Schoolcraft [Footnote: Vol. n, p. 72.] describes still another form of, the game which he found among the Chippewas, in which thirteen pieces or dice were used. Nine of them were of bone and were fashioned in figures typifying fish, serpents, etc. One side of each was painted red and had dots burned in with a hot iron. The brass pieces were circular having one side convex and the other concave. The convex side was bright, the concave dark or dull. The red pieces were the winning pieces and each had an arithmetical value. Any number of players might play. A wooden bowl, curiously carved and ornamented, was used. This form of the game may have been modified by contact with the whites.
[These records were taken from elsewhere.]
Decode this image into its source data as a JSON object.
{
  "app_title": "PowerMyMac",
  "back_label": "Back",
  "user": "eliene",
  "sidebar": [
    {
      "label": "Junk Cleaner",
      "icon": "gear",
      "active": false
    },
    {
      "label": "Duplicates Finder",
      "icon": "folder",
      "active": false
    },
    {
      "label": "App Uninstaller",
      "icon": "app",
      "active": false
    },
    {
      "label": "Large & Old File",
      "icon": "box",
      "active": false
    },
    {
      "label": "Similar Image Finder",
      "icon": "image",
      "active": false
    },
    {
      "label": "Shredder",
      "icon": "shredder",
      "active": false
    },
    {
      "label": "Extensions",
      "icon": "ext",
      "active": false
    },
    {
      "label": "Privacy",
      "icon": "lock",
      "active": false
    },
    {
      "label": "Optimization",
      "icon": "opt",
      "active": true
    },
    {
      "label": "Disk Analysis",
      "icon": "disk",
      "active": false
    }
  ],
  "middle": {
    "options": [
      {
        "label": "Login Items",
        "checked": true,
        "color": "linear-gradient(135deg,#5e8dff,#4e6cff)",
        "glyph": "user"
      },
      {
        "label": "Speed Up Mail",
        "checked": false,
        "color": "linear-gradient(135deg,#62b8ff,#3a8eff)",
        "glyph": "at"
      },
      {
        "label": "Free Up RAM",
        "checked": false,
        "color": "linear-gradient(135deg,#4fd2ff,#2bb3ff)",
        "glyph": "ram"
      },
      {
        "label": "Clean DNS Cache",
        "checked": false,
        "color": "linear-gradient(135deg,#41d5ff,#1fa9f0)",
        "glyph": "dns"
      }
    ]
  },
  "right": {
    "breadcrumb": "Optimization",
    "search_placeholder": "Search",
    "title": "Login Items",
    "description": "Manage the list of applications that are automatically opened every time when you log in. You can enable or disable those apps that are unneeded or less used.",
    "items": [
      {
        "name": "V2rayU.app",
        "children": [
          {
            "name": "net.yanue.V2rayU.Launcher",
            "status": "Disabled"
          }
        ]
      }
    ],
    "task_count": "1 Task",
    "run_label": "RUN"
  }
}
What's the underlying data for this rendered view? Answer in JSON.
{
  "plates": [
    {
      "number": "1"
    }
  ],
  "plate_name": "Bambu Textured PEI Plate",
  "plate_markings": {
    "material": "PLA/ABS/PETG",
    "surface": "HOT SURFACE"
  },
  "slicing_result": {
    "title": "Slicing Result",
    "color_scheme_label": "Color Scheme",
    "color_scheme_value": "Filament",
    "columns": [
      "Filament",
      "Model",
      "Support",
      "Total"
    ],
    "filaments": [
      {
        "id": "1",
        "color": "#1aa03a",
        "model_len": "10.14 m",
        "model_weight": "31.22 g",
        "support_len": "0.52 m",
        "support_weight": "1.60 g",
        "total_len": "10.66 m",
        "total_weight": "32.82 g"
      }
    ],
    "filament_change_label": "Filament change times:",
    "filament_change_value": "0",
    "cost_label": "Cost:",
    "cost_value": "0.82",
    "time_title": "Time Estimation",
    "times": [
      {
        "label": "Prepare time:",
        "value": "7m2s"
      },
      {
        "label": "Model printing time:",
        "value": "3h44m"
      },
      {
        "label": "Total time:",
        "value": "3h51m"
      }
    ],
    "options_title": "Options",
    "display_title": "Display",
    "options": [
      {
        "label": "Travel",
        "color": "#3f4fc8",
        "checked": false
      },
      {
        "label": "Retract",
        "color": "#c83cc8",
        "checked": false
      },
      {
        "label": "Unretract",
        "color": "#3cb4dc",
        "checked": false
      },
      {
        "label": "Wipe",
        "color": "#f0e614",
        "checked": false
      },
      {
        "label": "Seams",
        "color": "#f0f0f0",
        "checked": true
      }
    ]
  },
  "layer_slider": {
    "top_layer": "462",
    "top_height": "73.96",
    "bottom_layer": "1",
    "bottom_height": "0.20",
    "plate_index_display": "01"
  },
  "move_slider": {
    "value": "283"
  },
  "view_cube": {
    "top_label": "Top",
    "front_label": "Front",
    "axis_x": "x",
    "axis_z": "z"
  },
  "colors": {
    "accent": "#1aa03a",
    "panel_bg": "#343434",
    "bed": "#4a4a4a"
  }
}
It seems to be the most complex [Footnote: See also a simpler form of the game described by Philander Prescott among the Dacotas--Schoolcraft, Vol. IV, p. 64. The tendency of the modern Indians to elaborate the game may be traced in the description of “Plumstone shooting” given in “Omaha Sociology” by Rev. J. Owen Dorsey. Third Annual Report of the Bureau of Ethnology to the Secretary of the Smithsonian Institution. Washington, 1884, p. 335.] form in which the game appears. The fact still remains however, that in some form or other we find the game in use across the entire breadth of the continent. [Footnote: Col. James Smith describes the game among the Wyandots. An Account of the Remarkable Occurrences in the Life and Travels of Col. James Smith, during his Captivity with the Indians in the Years 1755-1759. Cincinnati, 1870, p. 46. Tanner also describes it. He calls it Beg-ga sah or dice. Tanner’s Narrative, New York, 1830, p. 114.]